As it turned out, the crossing was very smooth. The water in Queen Charlotte Sound and the Wellington Harbour was very calm. The Strait did have some swells, but I did not think it was bad at all. I felt no sickness whatsoever. All-in-all, it was a brilliant success.By the time we docked, drove off the ferry, and arrived at the Embassy, it was about 17:00. We had additional help there, so the unloading went very quickly. After the unloading, I grabbed a taxi and went home, arriving around 19:00.
Shortly after midnight, I was unceremoniously awakened. At first, I thought it was Leslie shaking me, trying to wake me up. Once I did wake up, I realized it was Mother Nature shaking me. I found myself sitting up in bed, feeling the whole house violently moving back and forth. Leslie has a cross collection on one of the walls in our bedroom. They were swaying to and fro like leaves in the wind. I saw things on top of our dressers scooting violently back and forth across the surface.After roughly 30 seconds, the shaking stopped. New Zealand has a service that monitors earthquakes. It updates very quickly. I suddenly realized that we had just lived through a monstrous 7.8 magnitude earthquake. When we were in Pakistan, we went through a 7.2. That extra six-tenths was enormous. The earthquake epicenter was very near Kaikoura.
Leslie was bushed, so she stayed in bed. I went downstairs to begin to try to decipher what exactly had happened. It was during that time that I discovered the magnitude was 7.8. While I was watching television and checking for information online, the emergency sirens began sounding. It took me a while, but I finally found out that it was a tsunami warning.I was shocked that our house sustained zero damage; either to the structure or the contents.
Meanwhile, we had several aftershocks that seemed they should have been classified as earthquakes. Many were well over magnitude 6.0. All totaled, there were more than 5,000 aftershocks.
I made it back to work at about 04:00 to see what damage the Embassy may have sustained. I was glad to see nothing. To be sure, I arranged for an engineering firm to do a more thorough review. They found no issues.As news reports began to filter in, I saw the damage along State Highway 1; particularly in the stretch of highway near Kaikoura. The damage was substantial. Several parts of the highway were covered with dirt, rocks, and debris. That all used to be those magnificent hills I had just seen the day before. Parts of the railway were completely swept away and across the now blocked highway. Parts of the coastal seabed were thrust up by as much as six feet. I was so thankful the earthquake did not occur as we were driving.

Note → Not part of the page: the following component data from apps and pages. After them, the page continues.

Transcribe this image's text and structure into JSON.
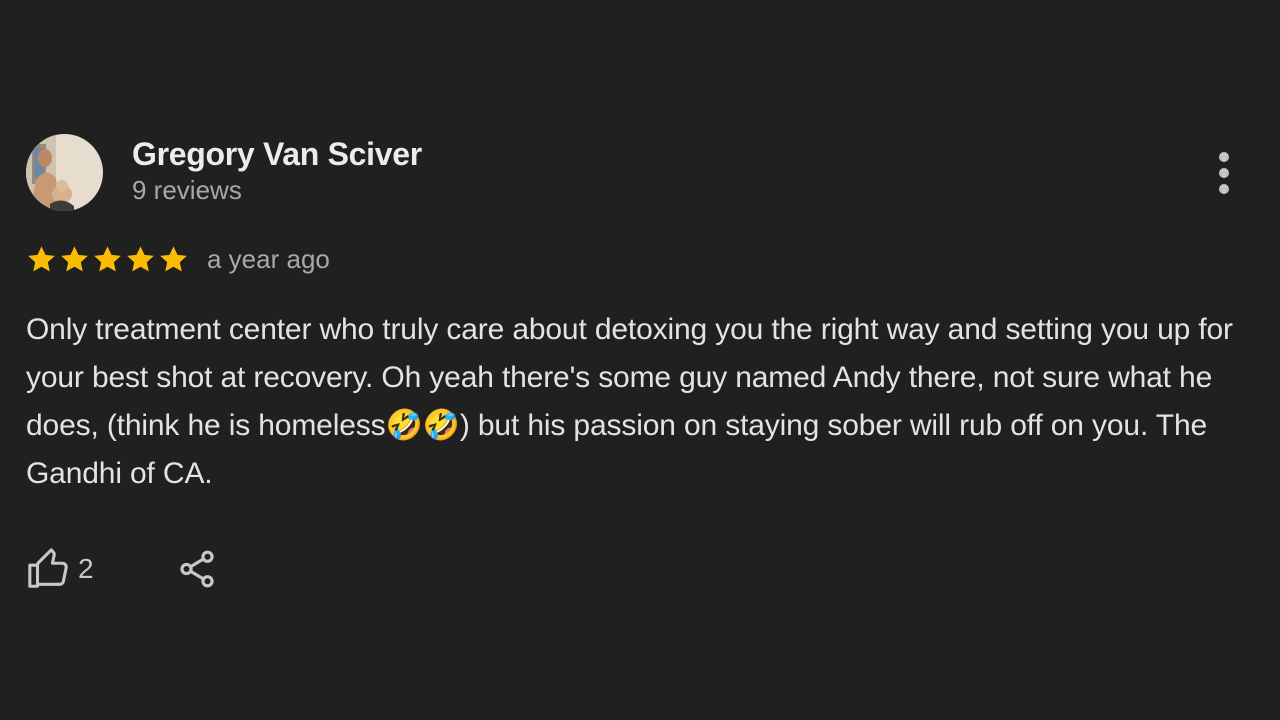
{
  "review": {
    "author_name": "Gregory Van Sciver",
    "author_meta": "9 reviews",
    "rating": 5,
    "rating_max": 5,
    "time": "a year ago",
    "text": "Only treatment center who truly care about detoxing you the right way and setting you up for your best shot at recovery. Oh yeah there's some guy named Andy there, not sure what he does, (think he is homeless🤣🤣) but his passion on staying sober will rub off on you. The Gandhi of CA.",
    "likes": "2"
  },
  "icons": {
    "avatar": "avatar",
    "more": "more-vert-icon",
    "star": "star-icon",
    "like": "thumb-up-icon",
    "share": "share-icon"
  },
  "colors": {
    "background": "#202020",
    "star": "#fbbc04",
    "text": "#e3e3e3",
    "muted": "#a8a8a8"
  }
}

I was equally glad that I made it to the dock. That next day, I found out the docks were damaged. As I drove home, I saw all four Interislander ferries anchored in the harbor. I was fortunate that I and the Embassy truck were not stuck on one of those.
I really do not wish to go through another earthquake.  I have had enough.

The green hills just prior to the mouth of the Sound.
Moving toward the mouth of the Sound.
A couple of homes near the mouth of the Sound.
The south shore of the Sound.
A very nice home along the Sound.
Pencarrow lighthouses.
Baring Head Lighthouse at the point on the far right.
Baring Head Lighthouse at the entry to the channel leading to Wellington Harbour.
On the deck of the Kaiarahi.
In the midst of Cooks Strait.
Police patrol boat just outside the entrance to Queen Charlotte Sound.
In the distance, the point at Jordy Rocks.
The mouth of Queen Charlotte Sound looking toward the point at Jordy Rocks.
Rock formation at the outlet of Queen Charlotte Sound across from Okukari Bay.